a function of finite height and wave breaking. This paper presents an empirical method for estimating surf heights. It is based on a comparison of visual surf observations and breaker heights estimated from significant wave heights and peak periods measured at a nearshore, deep water buoy. 2. STUDY AREA AND DATA The north shore of Oahu. It is believed that the statistical distribution of the wave height is well approximated by the Rayleigh distribution, so if we estimate 10 meter height, it can be expected that one of the 10 waves is greater than meters, one of waves is greater than meters, one of waves is more than meters wave height and the assessment of the probability of extreme waves to occur at fixed return periods, allow understanding the impact of the wave field on coastal areas. 2 Data setup and calibration WAM is an advanced third generation model (WAMDI-Group, ) developed in the late 80s and presently oneCited by:   Primary individual waves are defined by applying the zero-down crossing method with a suitable band width at the zero level to the high-pass filtered water surface fluctuation. It is shown that a wave thus defined behaves like a regular wave with a fixed period in the nearshore zone. A deterministic model based on wave height change of.
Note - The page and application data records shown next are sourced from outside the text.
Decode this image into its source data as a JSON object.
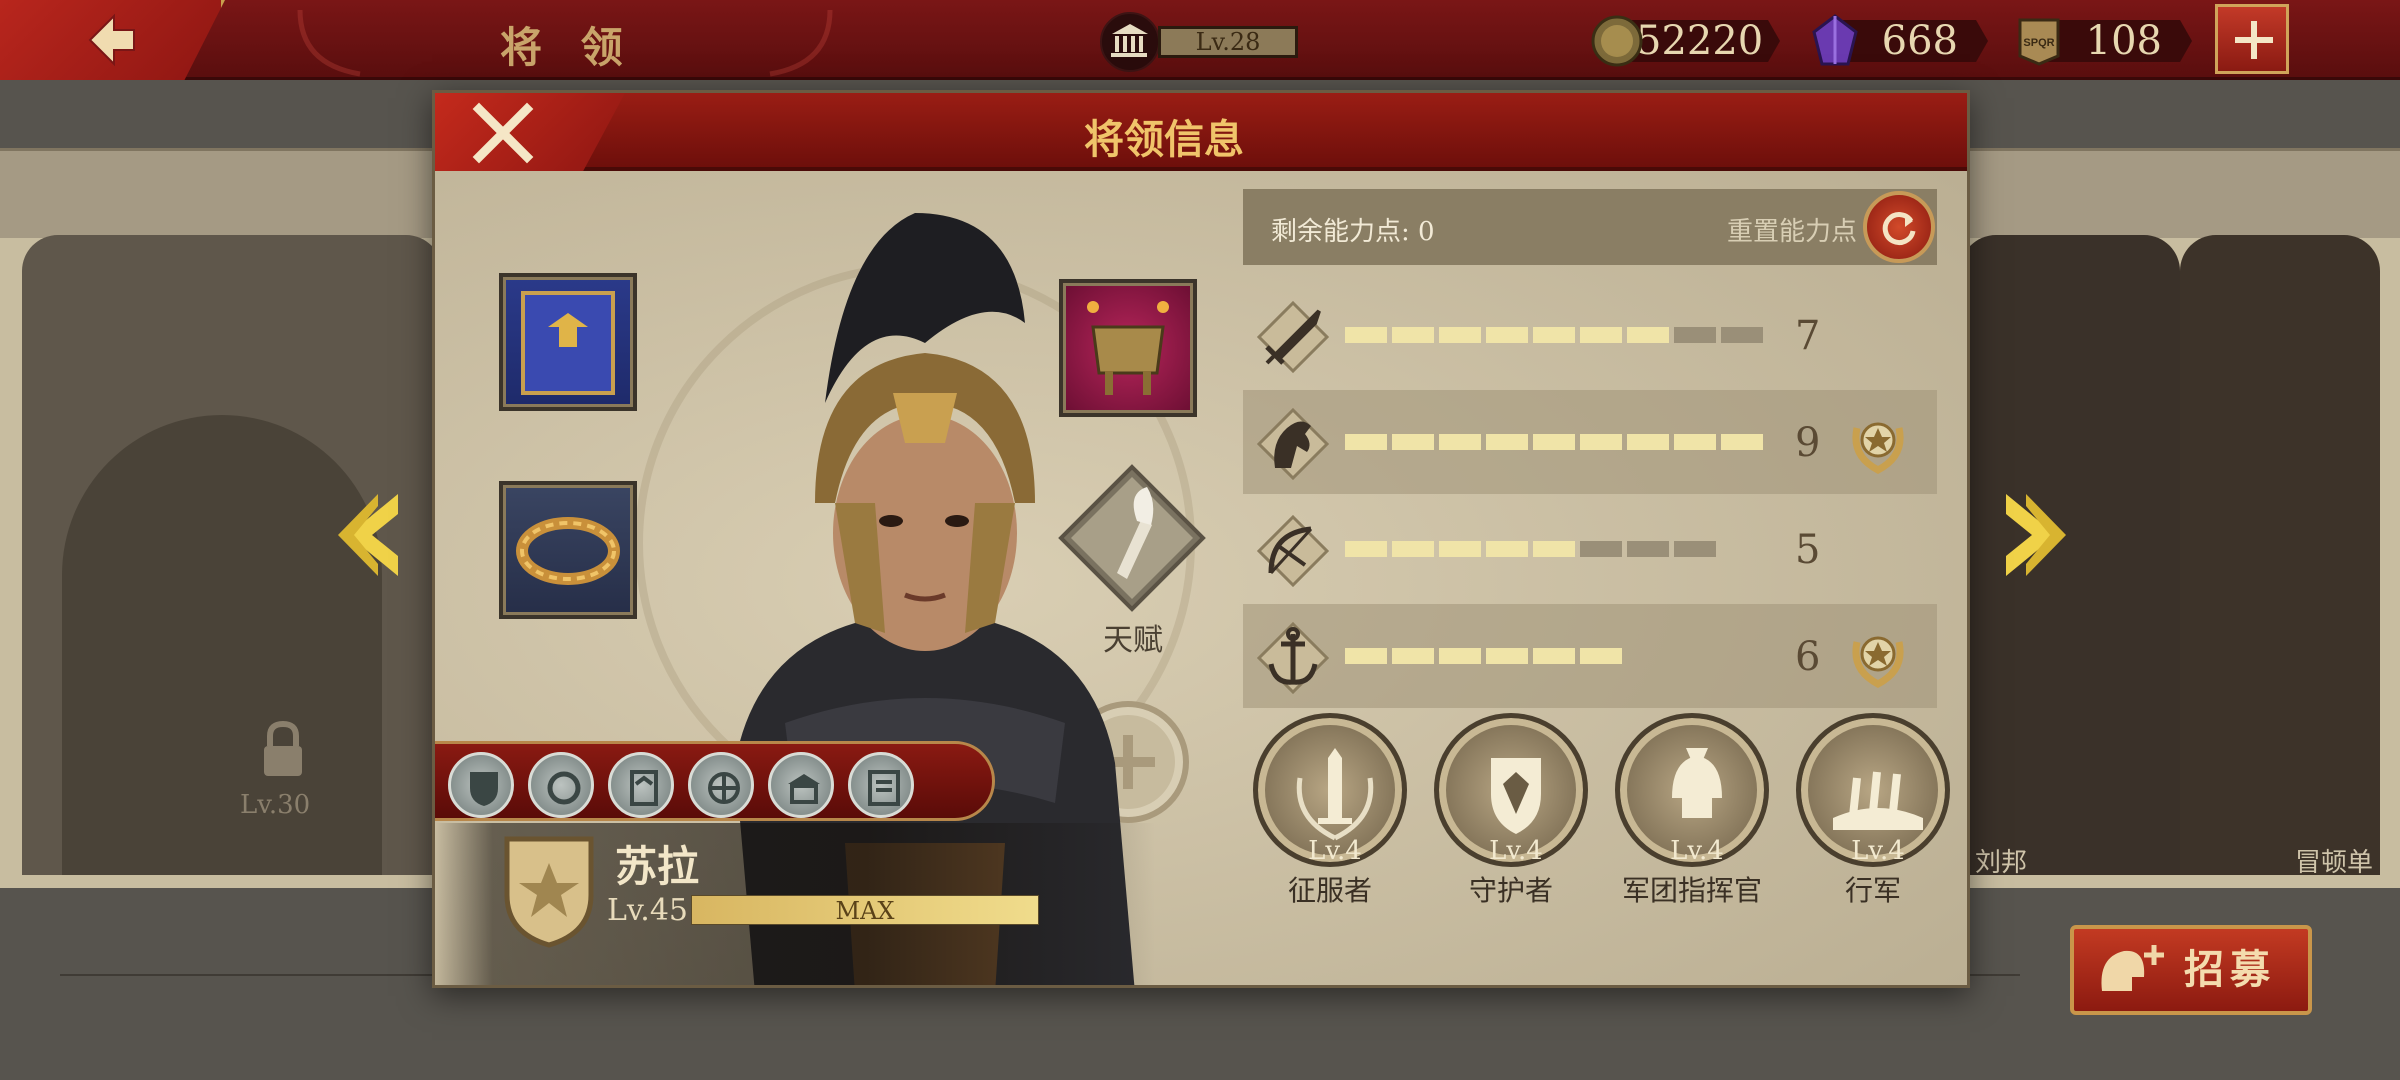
{
  "topbar": {
    "title": "将 领",
    "level": "Lv.28",
    "gold": "52220",
    "gems": "668",
    "tokens": "108",
    "token_icon_text": "SPQR"
  },
  "heroes_bg": {
    "locked_level": "Lv.30",
    "right_name_1": "刘邦",
    "right_name_2": "冒顿单"
  },
  "recruit_label": "招募",
  "modal": {
    "title": "将领信息",
    "talent_label": "天赋",
    "hero": {
      "name": "苏拉",
      "level": "Lv.45",
      "exp_text": "MAX",
      "exp_fraction": 1.0
    },
    "points": {
      "label": "剩余能力点: 0",
      "reset_label": "重置能力点"
    },
    "stats": [
      {
        "icon": "sword-icon",
        "value": "7",
        "filled": 7,
        "total": 9,
        "badge": false
      },
      {
        "icon": "horse-icon",
        "value": "9",
        "filled": 9,
        "total": 9,
        "badge": true
      },
      {
        "icon": "bow-icon",
        "value": "5",
        "filled": 5,
        "total": 8,
        "badge": false
      },
      {
        "icon": "anchor-icon",
        "value": "6",
        "filled": 6,
        "total": 6,
        "badge": true
      }
    ],
    "medals": [
      {
        "name": "征服者",
        "level": "Lv.4"
      },
      {
        "name": "守护者",
        "level": "Lv.4"
      },
      {
        "name": "军团指挥官",
        "level": "Lv.4"
      },
      {
        "name": "行军",
        "level": "Lv.4"
      }
    ]
  },
  "colors": {
    "crimson": "#7a1616",
    "gold": "#f0c46a",
    "parchment": "#c8bda0"
  }
}
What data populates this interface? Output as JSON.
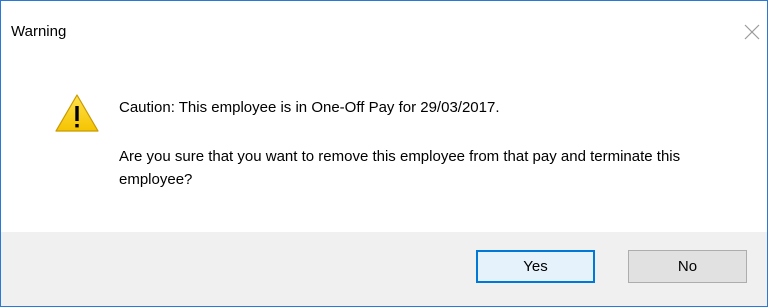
{
  "dialog": {
    "title": "Warning",
    "close_icon": "close-icon",
    "icon": "warning-triangle-icon",
    "message_line1": "Caution: This employee is in One-Off Pay for 29/03/2017.",
    "message_line2": "Are you sure that you want to remove this employee from that pay and terminate this employee?",
    "buttons": {
      "yes_label": "Yes",
      "no_label": "No"
    },
    "colors": {
      "border": "#2b79d7",
      "footer_bg": "#f0f0f0",
      "default_button_border": "#0078d7",
      "warning_fill": "#fcd116"
    }
  }
}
The Irregular Waves section of this chapter is devoted to an alternative description of ocean waves. A significant amount of wave energy is dissipated in the nearshore region and on beaches. Wave energy forms beaches; sorts bottom significant wave height, average of the 1/3 largest waves in the record. Spectral Analysis:File Size: 5MB. The SWH (normally given as the significant wave height), H S, at the structural position occurs as a result of several wave deformations during propagation of a deep-water significant wave height, H 0, as shown in Fig. 1. Download: Download high-res image (KB) Download: Download full-size image; Fig. by: 1.   The average height of waves in this shaded group is the significant wave height, Hs. Also shown are the mean wave height (H), most probable wave height (Hm), and the height of the highest 10% of waves (H 1/10). The mean wave height H is approximately equal to 2/3rds () the value of H s and H 1/10 is approximately equal to times the. Wave height of wind waves depends on. windspeed and duration and fetch. A water wave reaches an unstable breaking point when the steepness ratio, H/L, reaches. If the wave height of waves is recorded, significant wave height will be the average of the highest. A wave breaks when. h/L=1/7.